- Discuss learning strategies and top tips with your students, whether it’s mind-mapping, organisation of ideas, timelines, self-regulation or identifying skill sets for group tasks. Weave them into lessons so that pupils have a well-equipped toolbox of learning skills with which to approach a variety of tasks.
- It’s pretty standard to share the learning objective of every lesson, but you might consider breaking it down further. Once everybody is clear on what the learning will be, discussions need to be had around how to approach the task. During the lesson, teachers model the monitoring part of metacognition, making time to pause and ask the class to reflect on their performance mid-task. The teacher models self-questioning and the class shares their knowledge, findings and top tips.
- All too often, we (myself included) miss the plenary part of a lesson because we’ve run out of time and the bell goes, but we must make sure we get to this all important ‘round up.’ At the end of the lesson, the learning objective is referred to again, providing time for meaningful reflection. Not only is this formative learning for both pupil and teacher, but it also tidies up that lesson into a neat, storable learning unit that attaches onto existing schema and can later be recalled more quickly.
Reflective learning for individual pupils
- Start a unit with a cold task where the pupil is asked to show what they already know about a given subject. Pupils can reflect on what they already know, what they might like to find out about and what they need to get better at doing. The same exercise can be repeated at the end of the unit, with added pupil reflection. Progress should be clear to see (highly motivating for pupils) and children are able to put into words how and why their performance/knowledge/skills improved. This gives pupils more of a steer on how to approach the next task and thus they become skilled at learning to learn.

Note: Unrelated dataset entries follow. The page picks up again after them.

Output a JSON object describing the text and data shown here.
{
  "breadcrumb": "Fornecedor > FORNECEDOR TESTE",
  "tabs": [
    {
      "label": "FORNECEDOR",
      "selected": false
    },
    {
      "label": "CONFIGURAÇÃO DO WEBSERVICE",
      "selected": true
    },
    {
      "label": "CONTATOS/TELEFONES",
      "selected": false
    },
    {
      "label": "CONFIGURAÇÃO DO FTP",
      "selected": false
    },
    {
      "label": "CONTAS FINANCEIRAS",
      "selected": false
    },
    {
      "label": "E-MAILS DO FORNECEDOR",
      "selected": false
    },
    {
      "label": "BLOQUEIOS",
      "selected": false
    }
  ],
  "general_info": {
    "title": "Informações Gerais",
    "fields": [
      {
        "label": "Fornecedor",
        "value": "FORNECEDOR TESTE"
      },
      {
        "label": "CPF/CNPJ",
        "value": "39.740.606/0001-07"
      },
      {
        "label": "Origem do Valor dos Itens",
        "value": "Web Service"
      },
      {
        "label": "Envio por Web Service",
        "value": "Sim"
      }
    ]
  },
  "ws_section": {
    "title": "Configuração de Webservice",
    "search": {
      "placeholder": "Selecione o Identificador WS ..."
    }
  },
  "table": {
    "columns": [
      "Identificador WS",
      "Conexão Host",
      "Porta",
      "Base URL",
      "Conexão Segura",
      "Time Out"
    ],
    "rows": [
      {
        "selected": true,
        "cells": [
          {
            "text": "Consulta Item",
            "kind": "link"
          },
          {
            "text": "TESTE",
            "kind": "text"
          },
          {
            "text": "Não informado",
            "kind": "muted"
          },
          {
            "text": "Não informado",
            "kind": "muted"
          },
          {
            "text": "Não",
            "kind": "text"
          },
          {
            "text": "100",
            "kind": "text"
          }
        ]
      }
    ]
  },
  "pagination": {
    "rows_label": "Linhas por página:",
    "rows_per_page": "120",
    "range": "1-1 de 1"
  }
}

- Learning Journals: I like these to be colourful and creative, like scrapbooks. Pupils can write in them weekly, monthly or termly. From my experience, pupils like to flex their artistry and design skills, which is really positive too. Learning journals are not formally assessed, as they represent an individual memoir of learning.
- To obtain a deeper reflection, the teacher could ask directed questions or provide sentence starters that change each week. The focus is on learning skills and ‘me as a learner’ rather than enjoyment ,although you can put a mark out of 10 for that too – I find that children really like rating their week in this way, and it gives the teacher further insight into how a child feels.
- 1:1 Tutorials – I would say that a 1:1 pupil/teacher tutorial once a term is essential, once a half-term if possible. These are like mini-appraisals and open up a deeper, more personalised dialogue about the holistic view of a child’s learning and attitudes to learning, much like an athlete and their coach.
*The OECD (Future and Skills 2030) pointed out that “Metacognitive skills include learning-to-learn skills and the ability to recognise one’s knowledge, skills, attitudes and values” were becoming essential and stated that “Metacognition, lifelong learning and understanding other cultures are needed to adapt to a changing environment.”